## What the exercise asks
Output all of the lines below exactly, and leave out each image.
── Dataset entries
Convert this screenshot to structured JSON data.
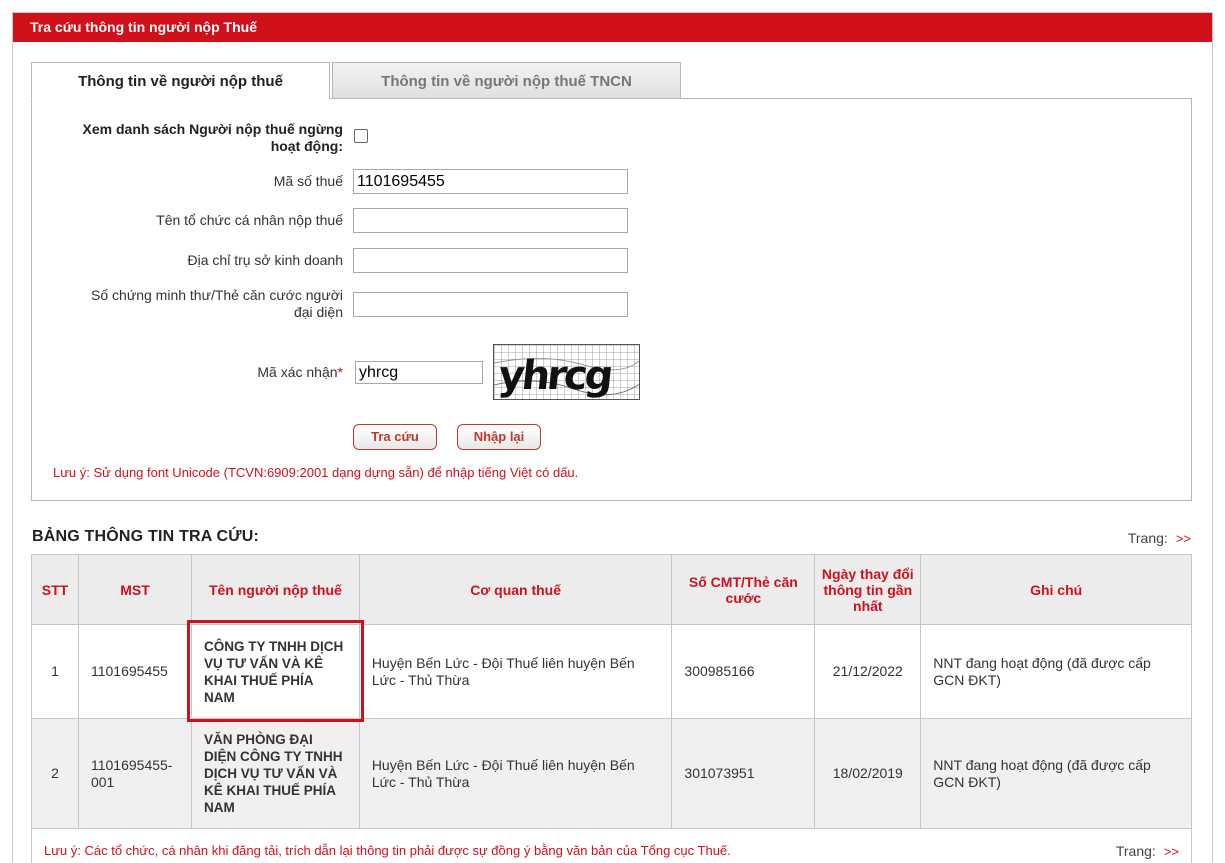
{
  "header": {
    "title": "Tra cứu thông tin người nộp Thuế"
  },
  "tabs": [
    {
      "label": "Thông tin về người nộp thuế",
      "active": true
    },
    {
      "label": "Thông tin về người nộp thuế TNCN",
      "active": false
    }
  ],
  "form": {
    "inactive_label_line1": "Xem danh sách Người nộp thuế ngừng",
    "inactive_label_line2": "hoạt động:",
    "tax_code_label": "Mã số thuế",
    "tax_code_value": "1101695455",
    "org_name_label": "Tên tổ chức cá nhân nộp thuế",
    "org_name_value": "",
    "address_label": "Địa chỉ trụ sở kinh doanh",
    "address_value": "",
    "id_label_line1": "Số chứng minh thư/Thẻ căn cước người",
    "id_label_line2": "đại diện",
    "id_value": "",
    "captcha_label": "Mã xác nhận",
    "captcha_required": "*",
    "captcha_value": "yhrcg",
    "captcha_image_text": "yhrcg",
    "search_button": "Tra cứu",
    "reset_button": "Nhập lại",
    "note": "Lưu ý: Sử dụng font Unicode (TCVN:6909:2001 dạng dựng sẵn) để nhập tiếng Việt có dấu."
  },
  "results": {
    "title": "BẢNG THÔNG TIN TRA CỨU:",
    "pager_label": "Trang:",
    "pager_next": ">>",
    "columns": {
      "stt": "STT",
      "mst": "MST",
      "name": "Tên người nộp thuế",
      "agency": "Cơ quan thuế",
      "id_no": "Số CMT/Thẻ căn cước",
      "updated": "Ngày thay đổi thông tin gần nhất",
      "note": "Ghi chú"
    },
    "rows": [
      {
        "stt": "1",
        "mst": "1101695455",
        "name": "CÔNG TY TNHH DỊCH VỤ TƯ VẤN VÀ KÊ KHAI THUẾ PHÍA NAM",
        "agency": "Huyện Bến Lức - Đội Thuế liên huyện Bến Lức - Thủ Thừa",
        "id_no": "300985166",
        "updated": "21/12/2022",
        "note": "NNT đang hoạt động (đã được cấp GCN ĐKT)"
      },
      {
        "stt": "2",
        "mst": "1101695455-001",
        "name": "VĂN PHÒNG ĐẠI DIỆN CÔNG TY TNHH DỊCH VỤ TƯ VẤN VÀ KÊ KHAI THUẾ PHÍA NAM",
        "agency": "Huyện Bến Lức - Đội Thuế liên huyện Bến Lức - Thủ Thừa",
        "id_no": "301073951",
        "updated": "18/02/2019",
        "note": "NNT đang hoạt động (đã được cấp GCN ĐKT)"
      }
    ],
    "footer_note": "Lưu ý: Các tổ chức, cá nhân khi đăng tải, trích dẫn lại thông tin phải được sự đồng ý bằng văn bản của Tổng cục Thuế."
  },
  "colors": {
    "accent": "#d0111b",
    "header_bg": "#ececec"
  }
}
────
## Task result
Convert this screenshot to structured JSON data.
{
  "header": {
    "title": "Tra cứu thông tin người nộp Thuế"
  },
  "tabs": [
    {
      "label": "Thông tin về người nộp thuế",
      "active": true
    },
    {
      "label": "Thông tin về người nộp thuế TNCN",
      "active": false
    }
  ],
  "form": {
    "inactive_label_line1": "Xem danh sách Người nộp thuế ngừng",
    "inactive_label_line2": "hoạt động:",
    "tax_code_label": "Mã số thuế",
    "tax_code_value": "1101695455",
    "org_name_label": "Tên tổ chức cá nhân nộp thuế",
    "org_name_value": "",
    "address_label": "Địa chỉ trụ sở kinh doanh",
    "address_value": "",
    "id_label_line1": "Số chứng minh thư/Thẻ căn cước người",
    "id_label_line2": "đại diện",
    "id_value": "",
    "captcha_label": "Mã xác nhận",
    "captcha_required": "*",
    "captcha_value": "yhrcg",
    "captcha_image_text": "yhrcg",
    "search_button": "Tra cứu",
    "reset_button": "Nhập lại",
    "note": "Lưu ý: Sử dụng font Unicode (TCVN:6909:2001 dạng dựng sẵn) để nhập tiếng Việt có dấu."
  },
  "results": {
    "title": "BẢNG THÔNG TIN TRA CỨU:",
    "pager_label": "Trang:",
    "pager_next": ">>",
    "columns": {
      "stt": "STT",
      "mst": "MST",
      "name": "Tên người nộp thuế",
      "agency": "Cơ quan thuế",
      "id_no": "Số CMT/Thẻ căn cước",
      "updated": "Ngày thay đổi thông tin gần nhất",
      "note": "Ghi chú"
    },
    "rows": [
      {
        "stt": "1",
        "mst": "1101695455",
        "name": "CÔNG TY TNHH DỊCH VỤ TƯ VẤN VÀ KÊ KHAI THUẾ PHÍA NAM",
        "agency": "Huyện Bến Lức - Đội Thuế liên huyện Bến Lức - Thủ Thừa",
        "id_no": "300985166",
        "updated": "21/12/2022",
        "note": "NNT đang hoạt động (đã được cấp GCN ĐKT)"
      },
      {
        "stt": "2",
        "mst": "1101695455-001",
        "name": "VĂN PHÒNG ĐẠI DIỆN CÔNG TY TNHH DỊCH VỤ TƯ VẤN VÀ KÊ KHAI THUẾ PHÍA NAM",
        "agency": "Huyện Bến Lức - Đội Thuế liên huyện Bến Lức - Thủ Thừa",
        "id_no": "301073951",
        "updated": "18/02/2019",
        "note": "NNT đang hoạt động (đã được cấp GCN ĐKT)"
      }
    ],
    "footer_note": "Lưu ý: Các tổ chức, cá nhân khi đăng tải, trích dẫn lại thông tin phải được sự đồng ý bằng văn bản của Tổng cục Thuế."
  },
  "colors": {
    "accent": "#d0111b",
    "header_bg": "#ececec"
  }
}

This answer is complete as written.